Fire Adapted Communities
I’ve been talking for months about this year’s wildfire potential. You’ve probably heard the news of the Signal Fire, ten miles north of Silver City. At the time of this writing, it’s 5740 acres and only 25% contained. I’ve heard some people say, “Yeah well, that’s in the Gila—doesn’t have anything to do with us.” I beg to differ. In Catron County, we’ve already had thirteen wildfires this year—all of them, including the Signal Fire, human caused. Granted, they were small fires, but it goes to show just how volatile the fuels are this year. It’s not if, but when a wildfire will threaten your community. A wildfire is still a threat, even if it’s miles away. Traveling embers can ignite roofs, decks, fences, mulch, wood piles, and anything else flammable around your home. Fires are part of the natural ecology, and living adjacent to the wilderness means living with a constant threat of fires.

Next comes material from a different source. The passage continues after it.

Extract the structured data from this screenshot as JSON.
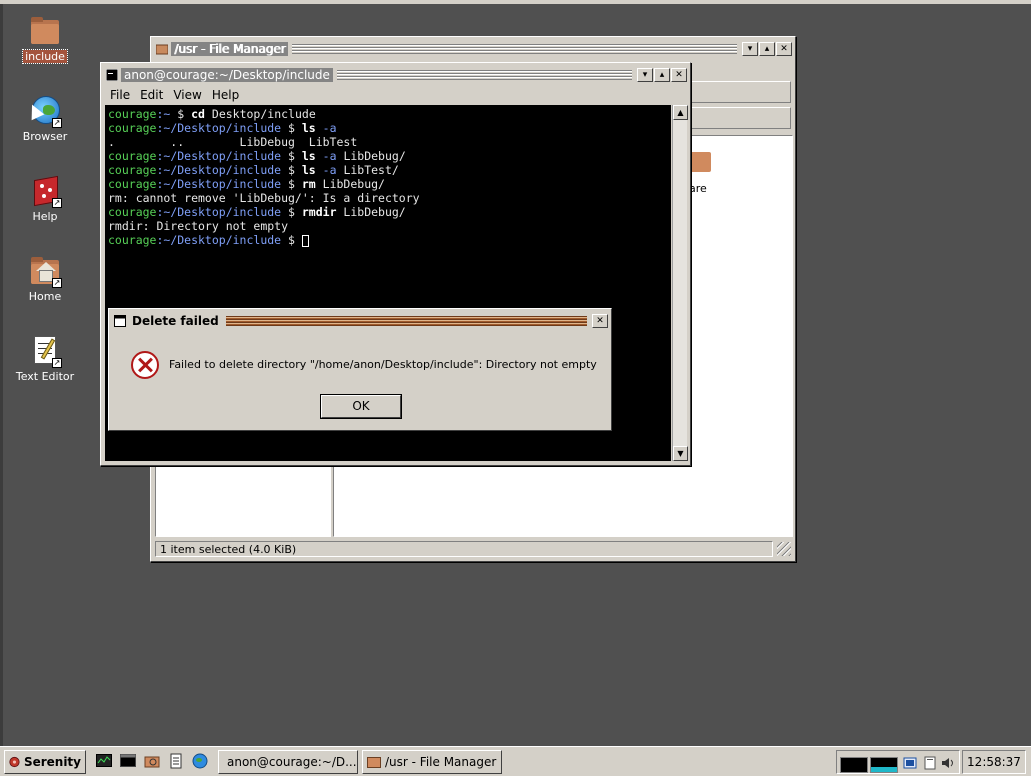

Enter Fire Adapted Communities. The concept of fireadapted communities (FACs) holds that, with proper preparation, communities can withstand the devastating effects of a wildland fire, reducing loss of life and property. Residents of any neighborhood are connected by their wildfire risk. If one home is inadequately prepared, the entire neighborhood is at risk. Everyone’s safety is impacted, including firefighters and other emergency responders. A FAC is a community of informed and prepared citizens working together to reduce that risk.
Vacation homes pose another area of risk. Your community may have a large population of seasonal residents, absentee owners, hunters, and back country campers. These “part-time” residents may not be familiar with the local fire threat and may have misconceptions about fire response capabilities. Many people move to a wildland urban interface, bringing with them the same fire protection expectations they had when living in urban communities. Firefighters can’t always protect every home from wildfire—especially if you haven’t done your part to prepare. There are three threats to your home during a wildfire: windborne embers, radiant heat, and direct flame contact (embers being the most important). When considering the vulnerability of your home to wildfire, you need to evaluate and address all three exposures. You need to thoroughly understand home ignition zone, defensible space, and how to “harden” your home.
If you are uncertain what to do, contact your local fire department for a home assessment.
And yet, the concept of FACs is not just about defensible space. It’s also about building a relationship with your local emergency responders before the fire starts. It’s about knowing what to expect from those emergency responders when the fire does come. It’s about understanding what the environment was like before overgrazing, development, and the introduction of non-indigenous vegetation changed that environment. And it’s about having a preparedness plan for your family and understanding what evacuation means to you and your community.
For more information on how your community can become a FAC, go to usfa.fema.gov and enter Your Role in Fire Adapted Communities in the search field. To find out how your community projects might be funded through various grants, visit nwcg.gov and click on Wildland Fire Grants. The list keeps changing, so check frequently. Use the Wildfire Home Assessment & Checklist to conduct a risk assessment on your property.
Often, communities can access funding though mitigation planning by their State